The chances that Ronaldo moved to Real if United won the title were huge. Having won the biggest club title, he would have had nothing left to prove. Delivering another UCL crown for Fergie would have also liberated Ronaldo of all the obligations he owed the manager for having nurtured him and having stood by him after the controversy of the England- Portugal WC clash.
In the end United won, but chances are that Ronaldo will stay at Old Trafford. The Portuguese experienced great emotional upheaval during the game and was totally overwhelmed when United won. The experience should bind him closer to the club and the manager. Real can wait.
Roman Abramovich and the perfect ending
The Russian oligarch finally had a chance to lay his hands on the trophy he covets most. A victory at home in Moscow would have been almost a dream sequence for him. Roman might end up winning a UCL crown with Chelsea after all, but there is no chance it will happen in Moscow.
What if Andriy Shevechenko had been playing?
Andriy Shevechenko scored Chelsea’s last goal in the premiership. He also happens to have scored a Champions league winning penalty for AC Milan. Therefore, he had the right credentials to be a penalty taker based on historical pedigree and current luck in front of the goal. Sadly for Chelsea the closest thing to a home-town boy in this game wasn’t even on the bench.
A reverse déjà vu for United which almost was
The final was eerily similar to United’s victory in 1999; in the reverse however. In that game United’s opponents Bayern Munich took an early lead and threatened to finish the game with a second goal. United had the world’s best goal keeper Peter Scheimeichel, and the big Dane kept his side in the game with some brilliant saves. These saves proved crucial as United nicked two goals in the end.
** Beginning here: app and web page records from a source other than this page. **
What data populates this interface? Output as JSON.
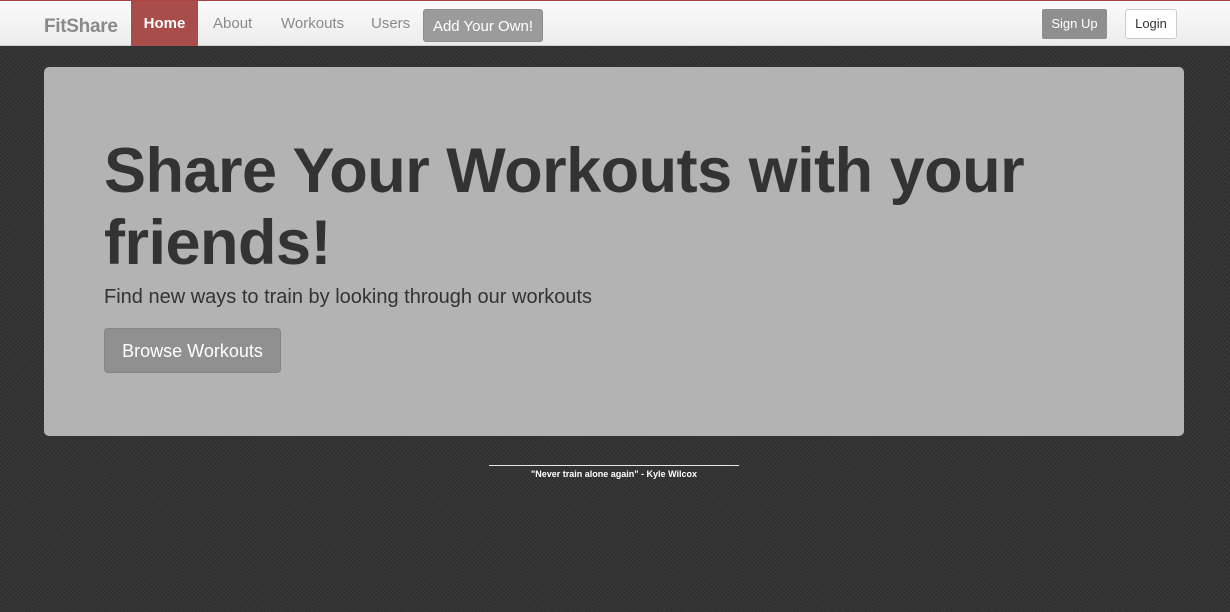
{
  "navbar": {
    "brand": "FitShare",
    "items": [
      {
        "label": "Home",
        "active": true
      },
      {
        "label": "About",
        "active": false
      },
      {
        "label": "Workouts",
        "active": false
      },
      {
        "label": "Users",
        "active": false
      }
    ],
    "add_button": "Add Your Own!",
    "signup_button": "Sign Up",
    "login_button": "Login",
    "accent_color": "#a94d4b"
  },
  "hero": {
    "title": "Share Your Workouts with your friends!",
    "subtitle": "Find new ways to train by looking through our workouts",
    "browse_button": "Browse Workouts"
  },
  "footer": {
    "quote": "\"Never train alone again\" - Kyle Wilcox"
  }
}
This time United took an early lead and threatened to finish the contest with a second goal. Chelsea was kept in the game by their keeper Peter Cech – supposedly the world’s best. As Chelsea pressed for a winner towards the end, the events of 1999 flooded back. A late winner for Chelsea would have created the perfect reverse déjà vu. Luckily for united, Chelsea’s best efforts were kept out the by the woodwork.
The impact of the two managers’ new signings on the game
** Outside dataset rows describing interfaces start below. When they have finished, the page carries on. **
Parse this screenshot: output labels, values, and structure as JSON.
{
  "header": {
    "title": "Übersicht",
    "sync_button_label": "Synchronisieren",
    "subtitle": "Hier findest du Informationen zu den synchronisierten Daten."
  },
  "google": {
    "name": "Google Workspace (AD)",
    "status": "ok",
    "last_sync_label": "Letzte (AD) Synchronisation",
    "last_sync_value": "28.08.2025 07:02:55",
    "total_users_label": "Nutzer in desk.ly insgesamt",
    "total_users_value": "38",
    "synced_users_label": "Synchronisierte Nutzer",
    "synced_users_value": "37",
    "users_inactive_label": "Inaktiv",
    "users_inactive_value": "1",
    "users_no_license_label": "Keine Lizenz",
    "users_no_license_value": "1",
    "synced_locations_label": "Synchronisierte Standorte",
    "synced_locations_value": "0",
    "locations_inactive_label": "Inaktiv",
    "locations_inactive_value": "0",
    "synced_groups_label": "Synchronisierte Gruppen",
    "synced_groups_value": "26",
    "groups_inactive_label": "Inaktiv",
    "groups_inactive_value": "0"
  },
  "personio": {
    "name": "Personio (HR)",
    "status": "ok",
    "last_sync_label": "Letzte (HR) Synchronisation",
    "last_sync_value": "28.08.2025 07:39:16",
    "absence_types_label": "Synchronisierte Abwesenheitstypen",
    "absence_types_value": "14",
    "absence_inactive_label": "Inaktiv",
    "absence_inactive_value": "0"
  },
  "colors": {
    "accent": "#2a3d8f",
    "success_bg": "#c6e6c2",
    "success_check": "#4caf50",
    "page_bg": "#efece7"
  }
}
Fergie brought in Owen Hergreaves, Nani, Anderson and Carlos Tevez this season. All of them scored in the penalty shoot-out to keep United’s hopes alive. Avram Grant brought in Nicolas Anelka, whose missed effort buried Chelsea’s hopes. It’s a freakish coincidence but Fergie’s new pieces seem to have fitted in perfectly to create a Champions League Jigsaw for United.
Michael Ballack and a choice of clubs
Chelsea and United had both vied for the German’s services when he was at Bayern. Ballack chose Chelsea; apparently influenced by the fact that Chelsea stood a better chance of European glory with their heavy pockets and big players. On this day Ballack’s dreams were shattered by the same club he snubbed for Chelsea. Any hints for future players targeted by both clubs?
A fairy tale ending for John Terry that wasn’t
Chelsea has been expensively assembled by Roman’s millions. John Terry is a notable home-grown exception. John Terry miraculously recovered from an arm injury to play the final. He was heroic as usual; making what could have been the defining block of the game in extra time off Ryan Giggs’ effort. A trophy winning penalty by Chelsea’s favourite son would have been the icing on the cake. JT even sent the goalkeeper the wrong way. Unfortunately, he slipped and fluffed the penalty. A horror ending for the brave man. The poor man couldn’t even bear to see the trophy presentation.
The Greatest UEFA Champions League final ever
I saw Roberto Baggio miss a penalty in the World Cup final of 1994. I supported him and the Italians anguish saddened me as well. John Terry was a foe when the game started. He was a bitter enemy when he denied Ryan Giggs. But I felt for him when I saw the brave man cry. Football plays with our lives and binds us with its emotions. The emotions on display in this game made it the greatest Champions League final in living memory.
[Image Source: http://www.notitia.no/chelsea/pics2/rb2.jpg]